We need to find a way to stay ahead of the curve. It’s not easy as things are ever-changing, but with technological advancements, we need to start asking ourselves how we can build and create tools to help make our jobs easier.
At BHM, we have always experimented with innovation and technology. We were the first Nigerian PR agency to develop an app in 2014 when most agencies were just getting on social media; we built The Nigerian Twitter Map (twittermap.ng) in 2015; we have also built out a first-of-its-kind ecosystem of partners and providers, called PlaqadM; a social listening tool which helps brands, agencies and individuals track, measure and report their social and web-based campaigns real-time, PlaqadIQ; and PresOfis which is essentially a news release and media relations service for the African continent. We might not always get it right, but we always try to make sure we’re ten steps ahead with the goal of helping build out the industry we all want and love. We also need to avoid complacency. If we’re the ones grading ourselves, there’s a possibility to think we have it all together until some young lads in Lagos, Seattle, DC, or Nairobi come up with some artificial intelligence or blockchain technology that makes the bulk of our services redundant.
What would you be doing if you weren’t doing your current job?
I would be a content creator, a project manager or a journalist (my parents are major influences when it comes to my interest in journalism. My father is a veteran journalist and magazine publisher, and my mother worked in media for many years). I love content in whatever form, and I am absolutely great at managing projects. I am a sucker for processes.
Which book/movie/TV show/podcast/playlist/other cultural source has provided inspiration over the past year?
I am in love with the podcasts “A Leader Like Me” with Advita Patel and Priya Bates and “Woman Evolve” with Sarah Jakes Roberts. Three books that caught me by surprise this past year were “Will” by Will Smith, “What Got You Here Won’t Get You There” by Marshall Goldsmith and “Finding Me” by Viola Davis.
I also find myself going back to listen to some of my favourite episodes of the #FuturePRoof podcast as Sarah and Stephen Waddington always seem to have a tip or two to share.
Finally, The Woman King movie and the King of Boys (movie and series) are such remarkable stories that I believe every young black woman must see. They’re life-changing.
How would you like to see work culture, and the role of the office, evolve?
One big thing for me that I am currently experimenting with my team is the absence of work hours. One thing the pandemic blessed us with was breaking the chains that tied us to unrealistic norms.
At BHM UK, we don’t have a 9-5 culture. Your deadlines, commitments and lifestyle help determine your working hours, so I have noticed colleagues working through the night and sleeping during the day, colleagues working from the beach, and others being more present with their families, and I love it.

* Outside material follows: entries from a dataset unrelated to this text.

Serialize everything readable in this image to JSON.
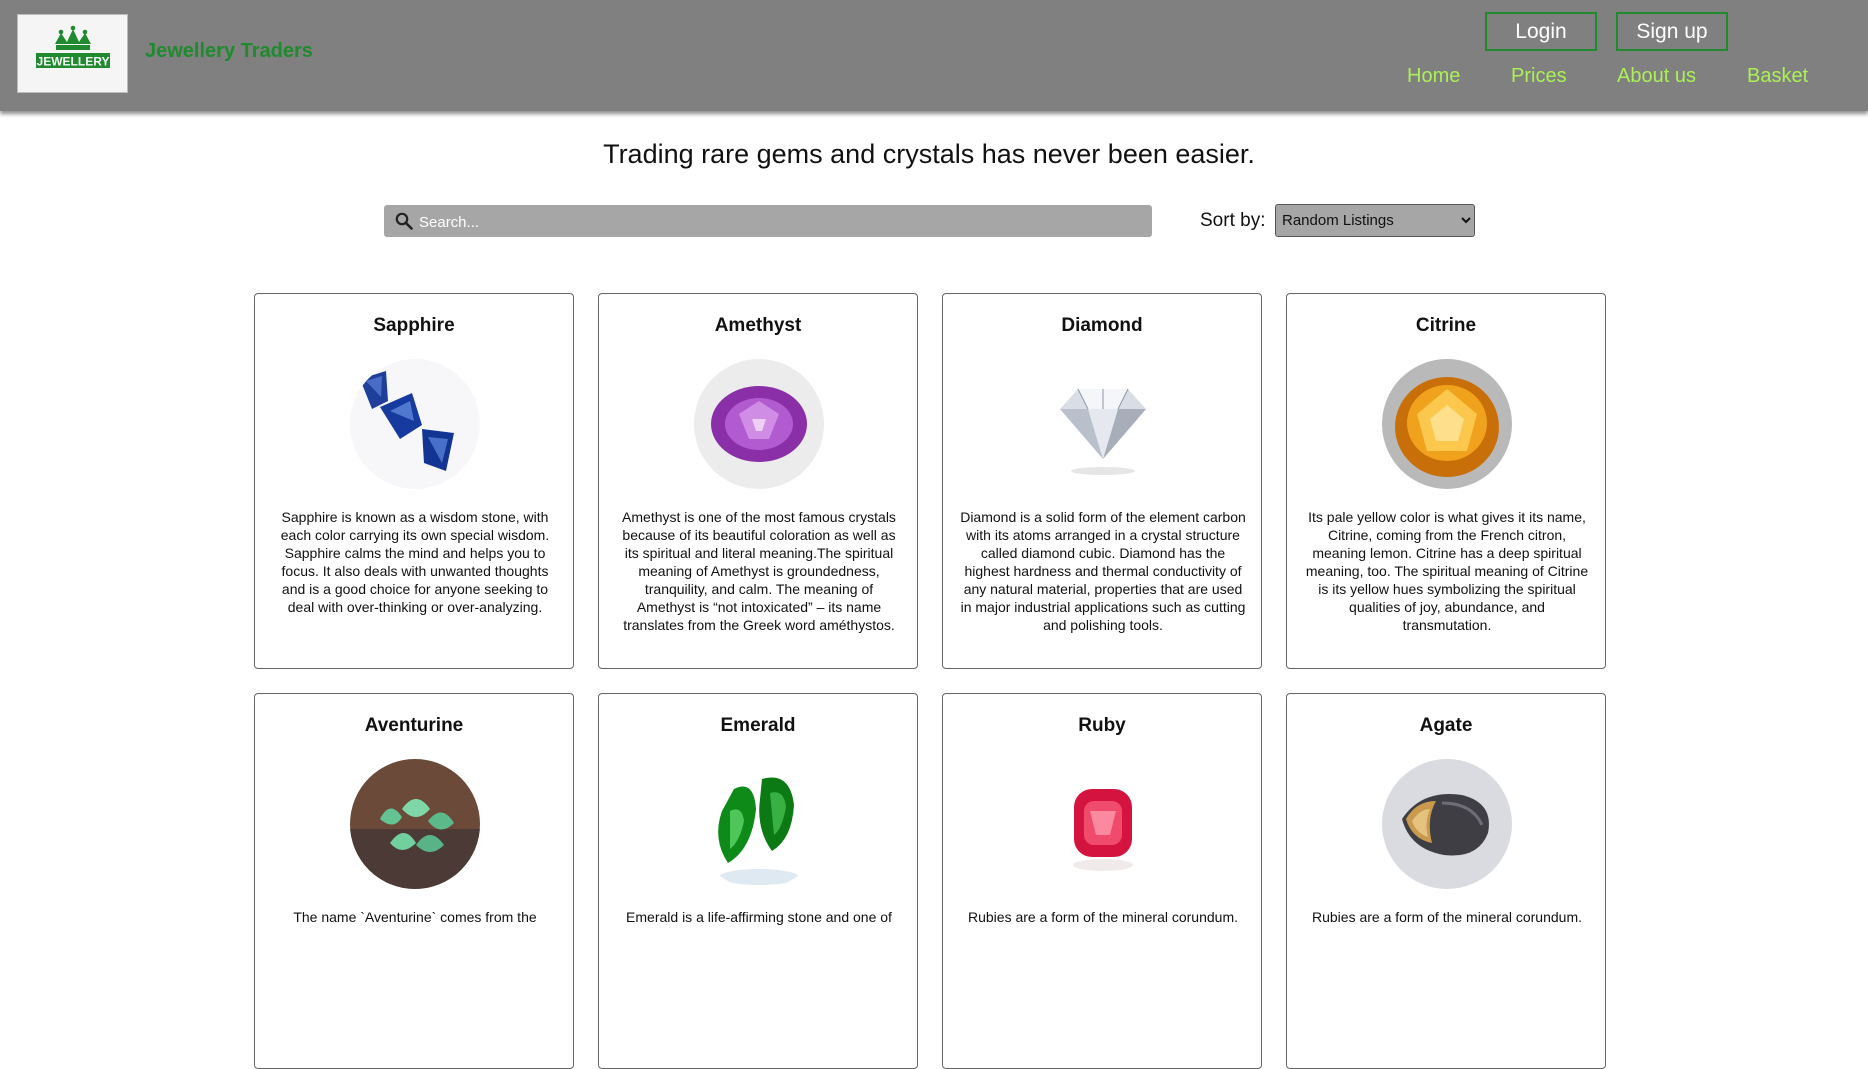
{
  "brand": {
    "name": "Jewellery Traders",
    "logo_text": "JEWELLERY"
  },
  "auth": {
    "login_label": "Login",
    "signup_label": "Sign up"
  },
  "nav": {
    "home": "Home",
    "prices": "Prices",
    "about": "About us",
    "basket": "Basket"
  },
  "tagline": "Trading rare gems and crystals has never been easier.",
  "search": {
    "placeholder": "Search...",
    "value": ""
  },
  "sort": {
    "label": "Sort by:",
    "selected": "Random Listings"
  },
  "colors": {
    "header_bg": "#808080",
    "brand_green": "#1f8a2e",
    "nav_link": "#aaf056",
    "search_bg": "#a6a6a6"
  },
  "products": [
    {
      "name": "Sapphire",
      "image": "sapphire-image",
      "description": "Sapphire is known as a wisdom stone, with each color carrying its own special wisdom. Sapphire calms the mind and helps you to focus. It also deals with unwanted thoughts and is a good choice for anyone seeking to deal with over-thinking or over-analyzing."
    },
    {
      "name": "Amethyst",
      "image": "amethyst-image",
      "description": "Amethyst is one of the most famous crystals because of its beautiful coloration as well as its spiritual and literal meaning.The spiritual meaning of Amethyst is groundedness, tranquility, and calm. The meaning of Amethyst is “not intoxicated” – its name translates from the Greek word améthystos."
    },
    {
      "name": "Diamond",
      "image": "diamond-image",
      "description": "Diamond is a solid form of the element carbon with its atoms arranged in a crystal structure called diamond cubic. Diamond has the highest hardness and thermal conductivity of any natural material, properties that are used in major industrial applications such as cutting and polishing tools."
    },
    {
      "name": "Citrine",
      "image": "citrine-image",
      "description": "Its pale yellow color is what gives it its name, Citrine, coming from the French citron, meaning lemon. Citrine has a deep spiritual meaning, too. The spiritual meaning of Citrine is its yellow hues symbolizing the spiritual qualities of joy, abundance, and transmutation."
    },
    {
      "name": "Aventurine",
      "image": "aventurine-image",
      "description": "The name `Aventurine` comes from the"
    },
    {
      "name": "Emerald",
      "image": "emerald-image",
      "description": "Emerald is a life-affirming stone and one of"
    },
    {
      "name": "Ruby",
      "image": "ruby-image",
      "description": "Rubies are a form of the mineral corundum."
    },
    {
      "name": "Agate",
      "image": "agate-image",
      "description": "Rubies are a form of the mineral corundum."
    }
  ]
}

Another thing I’ll love to see is custom-made performance evaluation metrics for each employee. No two employees are the same, so we shouldn’t have the same expectations for them both. At BHM UK, I have built a performance review system that considers each employee’s level of expertise, the length of time in the company, the exact tasks they’re given each week, reverse training and self- taught modules to build exceptional performance. While I have great case studies, I also have exceptions for which this system hasn’t worked quite well, and I am constantly optimising until we have a perfect model.
How can the PR and communications industry harness innovation to make more progress on diversity, equity and inclusion?
The PR and communications industry is in a vantage position as we can work to help those that care to understand the issues that matter, help minorities have a seat at the table, and provide the kind of support our clients and partners need to be and do better.
– Culled from PRovoke Media.